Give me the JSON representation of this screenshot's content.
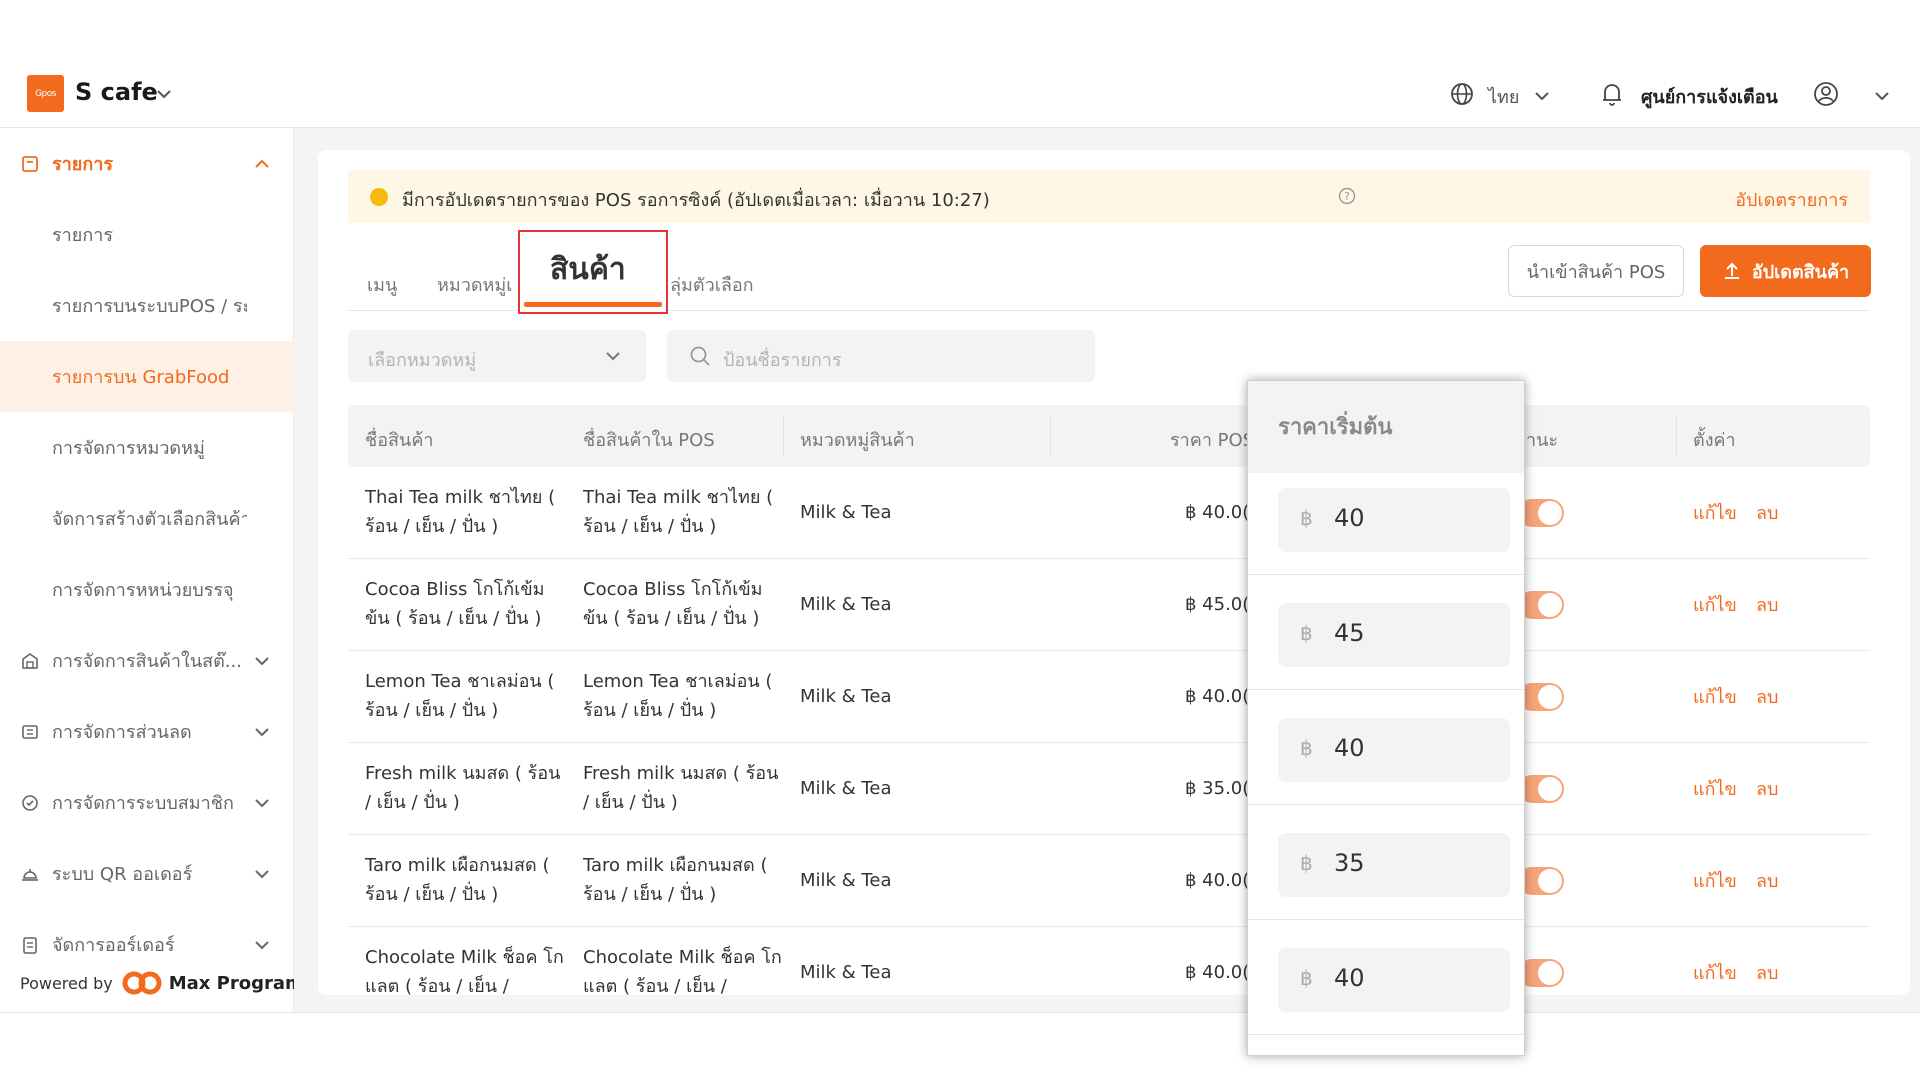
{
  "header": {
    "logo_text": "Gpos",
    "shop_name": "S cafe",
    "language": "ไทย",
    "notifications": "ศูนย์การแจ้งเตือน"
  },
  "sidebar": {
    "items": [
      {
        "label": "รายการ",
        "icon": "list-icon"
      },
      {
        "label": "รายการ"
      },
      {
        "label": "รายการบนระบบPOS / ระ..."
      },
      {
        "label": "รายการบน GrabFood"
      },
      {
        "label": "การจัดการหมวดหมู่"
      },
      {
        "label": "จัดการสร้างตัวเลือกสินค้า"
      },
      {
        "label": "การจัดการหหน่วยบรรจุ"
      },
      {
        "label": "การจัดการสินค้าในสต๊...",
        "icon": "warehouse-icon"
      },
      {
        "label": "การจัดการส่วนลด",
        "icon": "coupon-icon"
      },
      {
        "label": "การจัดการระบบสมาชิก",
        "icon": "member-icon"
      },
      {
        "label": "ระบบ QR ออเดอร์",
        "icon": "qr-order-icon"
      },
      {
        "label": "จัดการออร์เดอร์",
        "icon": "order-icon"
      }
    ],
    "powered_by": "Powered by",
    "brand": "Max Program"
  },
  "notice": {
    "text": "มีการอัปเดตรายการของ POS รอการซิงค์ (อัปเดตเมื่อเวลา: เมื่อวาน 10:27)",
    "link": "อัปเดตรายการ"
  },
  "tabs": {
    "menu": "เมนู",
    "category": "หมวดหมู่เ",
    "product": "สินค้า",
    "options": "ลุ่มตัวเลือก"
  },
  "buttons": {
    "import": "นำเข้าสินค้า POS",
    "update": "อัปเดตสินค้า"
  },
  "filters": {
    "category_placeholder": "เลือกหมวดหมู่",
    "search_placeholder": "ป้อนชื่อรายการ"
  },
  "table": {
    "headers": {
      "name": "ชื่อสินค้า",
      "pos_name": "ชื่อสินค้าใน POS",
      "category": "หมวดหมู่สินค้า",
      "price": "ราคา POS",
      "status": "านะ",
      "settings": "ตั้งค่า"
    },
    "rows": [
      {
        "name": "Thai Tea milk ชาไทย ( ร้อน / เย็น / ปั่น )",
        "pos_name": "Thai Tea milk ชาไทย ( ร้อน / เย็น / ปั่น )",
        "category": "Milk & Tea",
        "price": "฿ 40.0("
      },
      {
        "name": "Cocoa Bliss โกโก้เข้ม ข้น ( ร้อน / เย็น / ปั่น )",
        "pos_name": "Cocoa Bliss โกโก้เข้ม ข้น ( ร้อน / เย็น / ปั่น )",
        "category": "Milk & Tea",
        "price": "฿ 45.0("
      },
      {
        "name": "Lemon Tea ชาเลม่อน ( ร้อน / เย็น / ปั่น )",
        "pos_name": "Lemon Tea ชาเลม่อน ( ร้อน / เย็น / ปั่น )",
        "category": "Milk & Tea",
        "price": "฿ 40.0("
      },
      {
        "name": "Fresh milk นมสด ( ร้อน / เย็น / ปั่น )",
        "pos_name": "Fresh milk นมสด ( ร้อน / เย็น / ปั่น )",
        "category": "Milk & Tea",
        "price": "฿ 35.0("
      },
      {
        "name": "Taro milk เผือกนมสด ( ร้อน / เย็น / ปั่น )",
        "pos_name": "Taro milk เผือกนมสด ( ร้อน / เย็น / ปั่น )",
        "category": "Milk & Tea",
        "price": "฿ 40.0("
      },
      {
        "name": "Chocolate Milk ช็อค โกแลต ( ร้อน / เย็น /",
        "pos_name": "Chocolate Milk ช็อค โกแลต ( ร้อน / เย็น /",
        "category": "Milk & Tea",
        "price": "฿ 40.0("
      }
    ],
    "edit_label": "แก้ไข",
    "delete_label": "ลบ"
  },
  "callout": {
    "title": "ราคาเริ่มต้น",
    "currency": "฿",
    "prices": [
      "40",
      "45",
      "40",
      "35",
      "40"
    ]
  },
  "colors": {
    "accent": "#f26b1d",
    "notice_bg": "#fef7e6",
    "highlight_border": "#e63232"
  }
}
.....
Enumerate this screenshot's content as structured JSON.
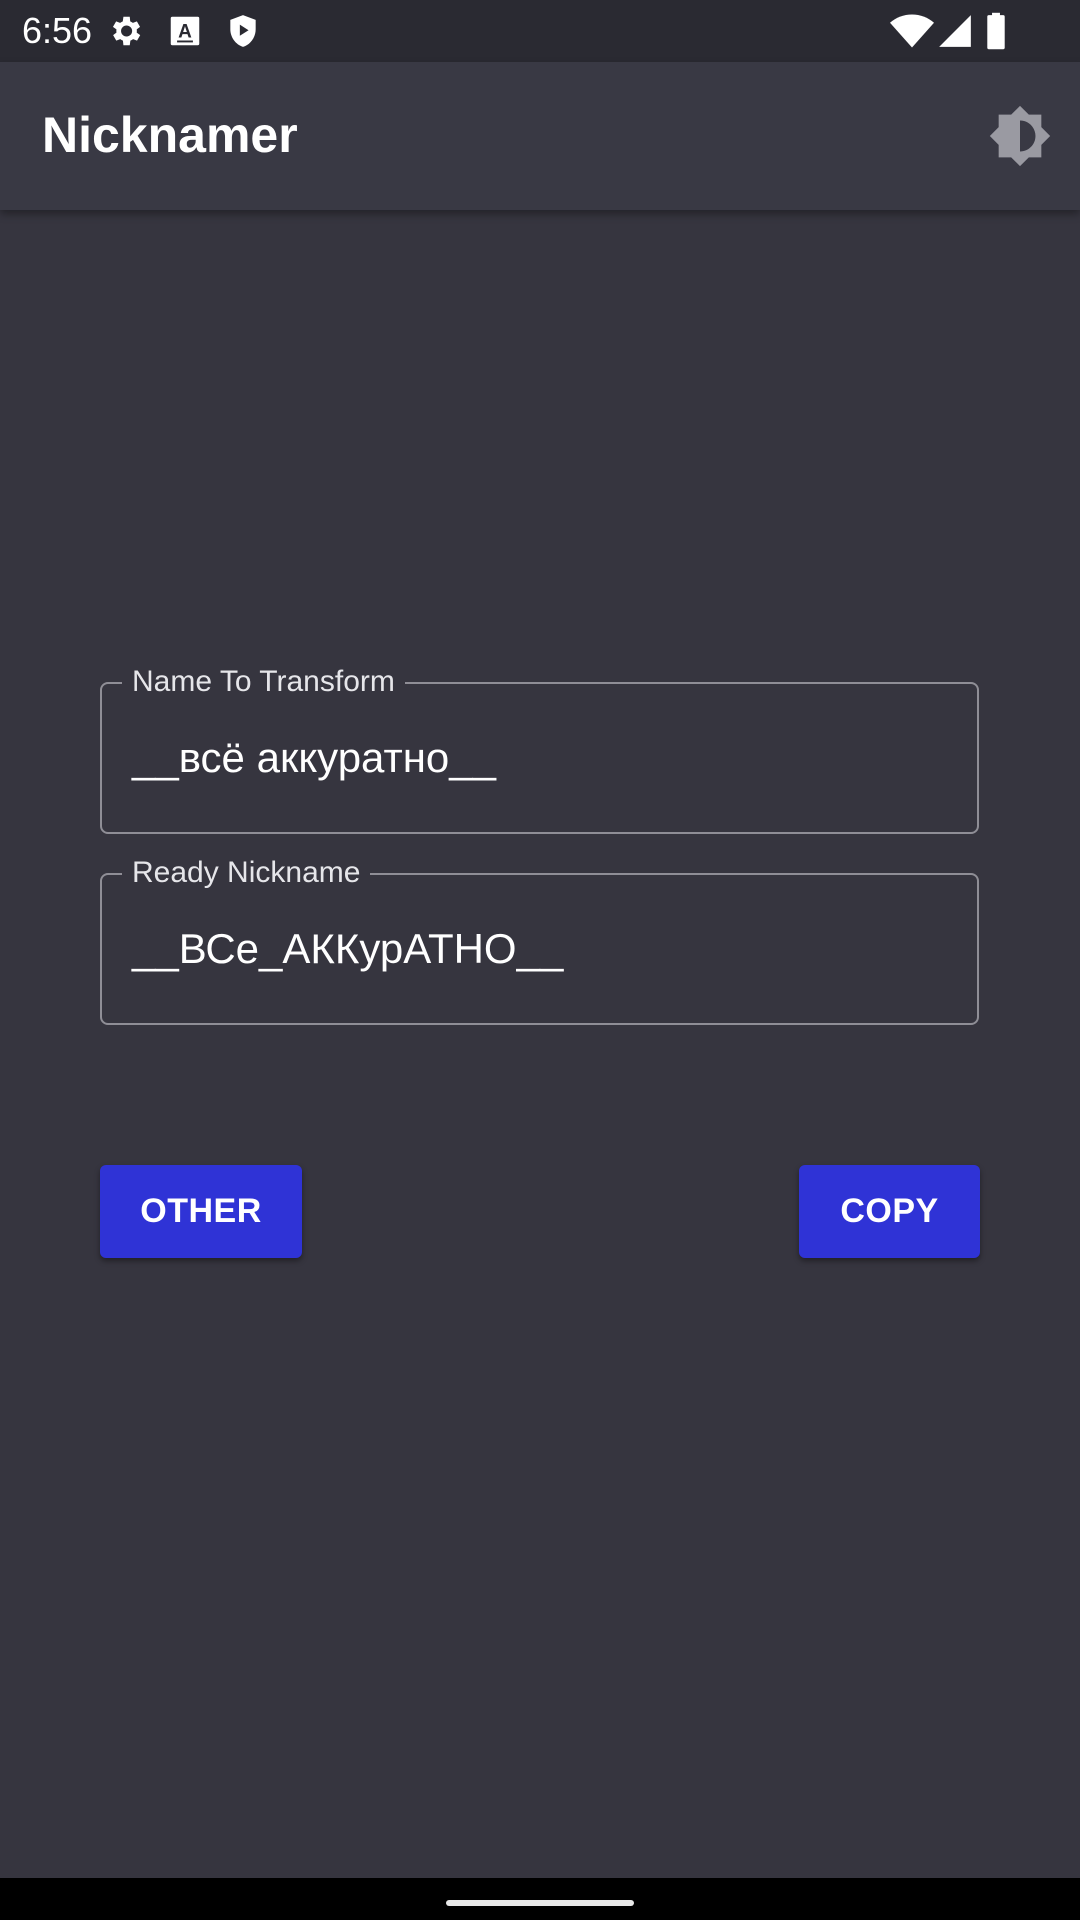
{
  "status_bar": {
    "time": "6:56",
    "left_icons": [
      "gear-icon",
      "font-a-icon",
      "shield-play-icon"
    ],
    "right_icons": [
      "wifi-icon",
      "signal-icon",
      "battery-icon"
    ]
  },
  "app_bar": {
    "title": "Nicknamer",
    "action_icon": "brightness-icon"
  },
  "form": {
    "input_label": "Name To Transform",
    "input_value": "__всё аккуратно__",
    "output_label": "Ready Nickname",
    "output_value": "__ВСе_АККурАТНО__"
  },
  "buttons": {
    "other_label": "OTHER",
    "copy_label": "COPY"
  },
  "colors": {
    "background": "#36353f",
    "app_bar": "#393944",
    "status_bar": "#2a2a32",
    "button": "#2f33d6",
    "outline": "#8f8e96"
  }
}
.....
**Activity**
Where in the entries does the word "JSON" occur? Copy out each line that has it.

**Solution for this problem**
Give me the JSON representation of this screenshot's content.
Enumerate this screenshot's content as structured JSON.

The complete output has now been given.